Chronic Conditions and Stomach Upset
Just as an allergy to oats involves the immune system, an oat sensitivity involves the digestive system. Sensitivity to oats and oatmeal can happen as a result of certain conditions that inhibit absorption in your gastrointestinal tract. These may include celiac disease, inflammatory bowel disease, irritable bowel syndrome, leaky gut syndrome or other chronic gastrointestinal conditions.
With any of these digestive disorders, oatmeal and other oat-containing products can wreak havoc with your gut and cause discomfort.
Stomach Upsets From Flu or Virus
If you're experiencing nausea and gastrointestinal symptoms as a result of a virus, infection or stomach flu, oatmeal is a good choice not only to settle your stomach, but to provide the antioxidants that may help your weakened immune system.
Oatmeal contains vitamin E, copper, zinc and selenium, all of which have antioxidant properties. Additionally, phenolic compounds, found only in oats, called avenanthramides (Avns) have anti-inflammatory and antioxidant properties. These nutrients can help your immune system defend against infection and help speed recovery of stomach upsets.
Things to Eat With an Upset Stomach
If you can't eat oatmeal because of a sensitivity or allergy, some other foods to eat with upset stomach include bland foods such as soda crackers, plain white rice or applesauce. A common remedy is eating a banana for upset stomach.
University of Wisconsin's University Health Services suggests avoiding spicy, fatty or greasy foods along with dairy, alcohol and caffeine if suffering from a stomach ache.
- Oldways Whole Grains Council: Types of Oats
- USDA National Nutrient Database: Cereals, Oats, Regular and Quick, Unenriched, Cooked With Water (Includes Boiling and Microwaving), Without Salt
- USDA Dietary Guidelines: Appendix 7. Daily Nutritional Goals for Age-Sex Groups Based on Dietary Reference Intakes and Dietary Guidelines Recommendations
- SELFNutritionData: Cereals, Oats, Regular and Quick and Instant, Unenriched, Cooked With Water (Includes Boiling and Microwaving), Without Salt [Oatmeal, Cooked]
- Harvard T.H. Chan School of Public Health: Fiber
- WebMD: Soluble and Insoluble Fiber: What’s the Difference?
- International Foundation for Gastrointestinal Disorders: Dietary Fiber
- Journal of Food Science and Technology: Nutritional Advantages of Oats and Opportunities for Its Processing as Value Added Foods - A Review
- Molecular Nutrition and Food Research: Whole Grain Oats, More Than Just a Fiber: Role of Unique Phytochemicals
- Medical News Today: How Much Fiber Is Too Much?
- Mayo Clinic: Celiac Disease: Overview
- New York Allergy and Sinus Centers: Oat Allergy
- Allergy SymptomsX: Oat Allergy

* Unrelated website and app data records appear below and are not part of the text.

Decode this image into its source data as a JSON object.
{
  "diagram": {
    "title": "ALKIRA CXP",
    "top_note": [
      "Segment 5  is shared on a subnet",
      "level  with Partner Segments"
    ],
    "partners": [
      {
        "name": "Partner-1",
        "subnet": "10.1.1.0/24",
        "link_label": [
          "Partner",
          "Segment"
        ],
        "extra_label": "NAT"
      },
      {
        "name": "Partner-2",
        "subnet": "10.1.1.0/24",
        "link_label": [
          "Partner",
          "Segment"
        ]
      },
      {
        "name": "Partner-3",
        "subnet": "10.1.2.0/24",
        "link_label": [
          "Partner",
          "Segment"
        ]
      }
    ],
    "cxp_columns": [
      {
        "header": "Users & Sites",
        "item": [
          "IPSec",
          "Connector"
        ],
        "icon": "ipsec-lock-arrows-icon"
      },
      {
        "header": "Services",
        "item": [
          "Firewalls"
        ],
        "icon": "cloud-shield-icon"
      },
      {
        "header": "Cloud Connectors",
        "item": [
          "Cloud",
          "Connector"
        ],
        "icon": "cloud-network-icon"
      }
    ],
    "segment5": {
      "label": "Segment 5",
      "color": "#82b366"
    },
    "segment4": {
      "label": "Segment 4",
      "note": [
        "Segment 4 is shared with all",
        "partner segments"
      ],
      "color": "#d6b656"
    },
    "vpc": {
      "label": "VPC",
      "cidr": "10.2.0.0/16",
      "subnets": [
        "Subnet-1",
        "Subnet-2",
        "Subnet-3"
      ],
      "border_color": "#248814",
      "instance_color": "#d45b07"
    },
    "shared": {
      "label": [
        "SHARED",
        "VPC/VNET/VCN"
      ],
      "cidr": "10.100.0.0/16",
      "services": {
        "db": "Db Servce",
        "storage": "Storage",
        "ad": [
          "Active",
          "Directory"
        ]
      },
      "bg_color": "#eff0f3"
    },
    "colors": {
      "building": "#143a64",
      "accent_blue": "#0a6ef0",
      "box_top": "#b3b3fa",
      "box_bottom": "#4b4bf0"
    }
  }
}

- Food Chemistry: Analysis of Avenanthramides in Oat Products and Estimation of Avenanthramide Intake in Humans
- University of Wisconsin Madison: Health Services: Upset Stomach
- U.S. Food and Drug Administration: Gluten and Food Labeling